Tuesday, July 5, 2016

What I Learned from S.A.M.

Play S.A.M. (Software System Mechanism) now available on your Android mobile device

S.A.M. was launched May 11, 2016

A team of 10 made our Most Viable Products (MVP) list and went to work to produce our first game in six weeks! 

Building S.A.M. was quite the learning experience and here are the top 3 things I learned about working to developed a video game, dealing with a team and deadlines, and adapting to every problem.

1. Play and Test your game ASAP
    Everyone needs to be on the same page when designing a video game. Understanding how the game will look, feel, and play. Making a prototype of your game is essential; especially for my position as a programmer. My first time cramming knowledge of C# was from forums and YouTube videos. I was overwhelmed from the start, working in not classic art terms, but making art work by writing knowledge for it. This was the absolutely best rewarding sensation I have ever felt throughout my time learning at school. None the less it was a challenge that enthralled me to learn more and has shown that I can deliver for a deadline.

2. SCRUM and Teamwork
    Making games is a business; making money to fuel our creative dreams. SCRUM is a visual way to understand what we need to do in order to make this game real. Organization and communication is key for game development and with SCRUM it is easy to see what each individual is doing.
    However there will always be people who don't support their own weight. Should you fire these people? Give them second chances and risk wasting everyone else's time? There is a deadline that needs to be met and a director cannot be afraid to tell someone that they are screwing everyone else involved. The director for S.A.M. on the second half of production, was falling off the development process and someone needed to step in. I stepped up and reminded individuals that this game needed to be released, talk about assets we needed to agree on like music. Get everyone focus again and make sure S.A.M. launched on time and it did!

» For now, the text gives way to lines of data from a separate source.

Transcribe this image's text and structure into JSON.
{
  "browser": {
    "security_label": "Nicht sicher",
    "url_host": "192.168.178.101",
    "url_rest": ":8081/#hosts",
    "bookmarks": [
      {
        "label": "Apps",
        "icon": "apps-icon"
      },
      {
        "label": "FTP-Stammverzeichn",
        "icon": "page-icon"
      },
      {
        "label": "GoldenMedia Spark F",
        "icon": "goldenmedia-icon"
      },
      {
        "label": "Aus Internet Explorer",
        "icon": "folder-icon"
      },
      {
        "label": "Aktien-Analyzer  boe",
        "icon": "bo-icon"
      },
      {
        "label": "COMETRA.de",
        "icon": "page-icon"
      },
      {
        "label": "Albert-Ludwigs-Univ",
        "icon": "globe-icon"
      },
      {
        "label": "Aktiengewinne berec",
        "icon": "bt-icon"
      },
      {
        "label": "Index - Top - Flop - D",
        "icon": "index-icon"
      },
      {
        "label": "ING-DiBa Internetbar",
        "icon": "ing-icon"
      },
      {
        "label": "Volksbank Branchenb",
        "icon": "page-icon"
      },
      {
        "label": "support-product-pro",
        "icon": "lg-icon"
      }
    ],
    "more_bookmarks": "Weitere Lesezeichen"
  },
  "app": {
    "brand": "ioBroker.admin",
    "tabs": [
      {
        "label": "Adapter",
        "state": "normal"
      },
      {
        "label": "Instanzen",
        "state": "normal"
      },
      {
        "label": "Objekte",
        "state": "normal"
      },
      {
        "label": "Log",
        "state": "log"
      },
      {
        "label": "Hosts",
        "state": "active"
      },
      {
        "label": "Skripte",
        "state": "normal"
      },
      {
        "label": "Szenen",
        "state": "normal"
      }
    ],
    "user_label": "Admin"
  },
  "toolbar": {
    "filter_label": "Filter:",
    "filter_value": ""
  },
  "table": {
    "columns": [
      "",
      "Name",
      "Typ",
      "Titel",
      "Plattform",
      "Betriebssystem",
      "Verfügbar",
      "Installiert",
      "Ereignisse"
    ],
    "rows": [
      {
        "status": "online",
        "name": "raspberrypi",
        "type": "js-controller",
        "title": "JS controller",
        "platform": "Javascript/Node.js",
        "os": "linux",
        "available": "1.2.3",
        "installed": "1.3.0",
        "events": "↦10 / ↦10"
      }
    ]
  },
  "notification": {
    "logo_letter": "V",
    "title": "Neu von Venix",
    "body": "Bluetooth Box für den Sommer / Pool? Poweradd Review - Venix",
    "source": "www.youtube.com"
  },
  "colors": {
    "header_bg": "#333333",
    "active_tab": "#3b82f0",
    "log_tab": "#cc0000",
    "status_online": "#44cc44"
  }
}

3. Adapting to the Problems
    Just because there is a problem and you can't understand it, doesn't mean anything. Every problem I encountered, I had little idea what the error was. You have to learn and make sure you don't repeat your mistakes, even if it costs production time. Asking my programmer buddy (Mike) first then straight to the internet; Unity forums, YouTube, Google etc. As time pressed on, errors that kept popping up became familiar and I could look back in the code quickly and identify any issues, like NullReferenceExceptions for example. This C# error at face value makes no sense to most. With researching and learning, over time this became a no brainier and I could easily fix the problem. Like <GetComponent> Collider instead of target.Collider. No problem, it might be too big to understand at first, but you have to sit down and research/learn it. Think and apply your ideas, fix your problems, document to remember and study later!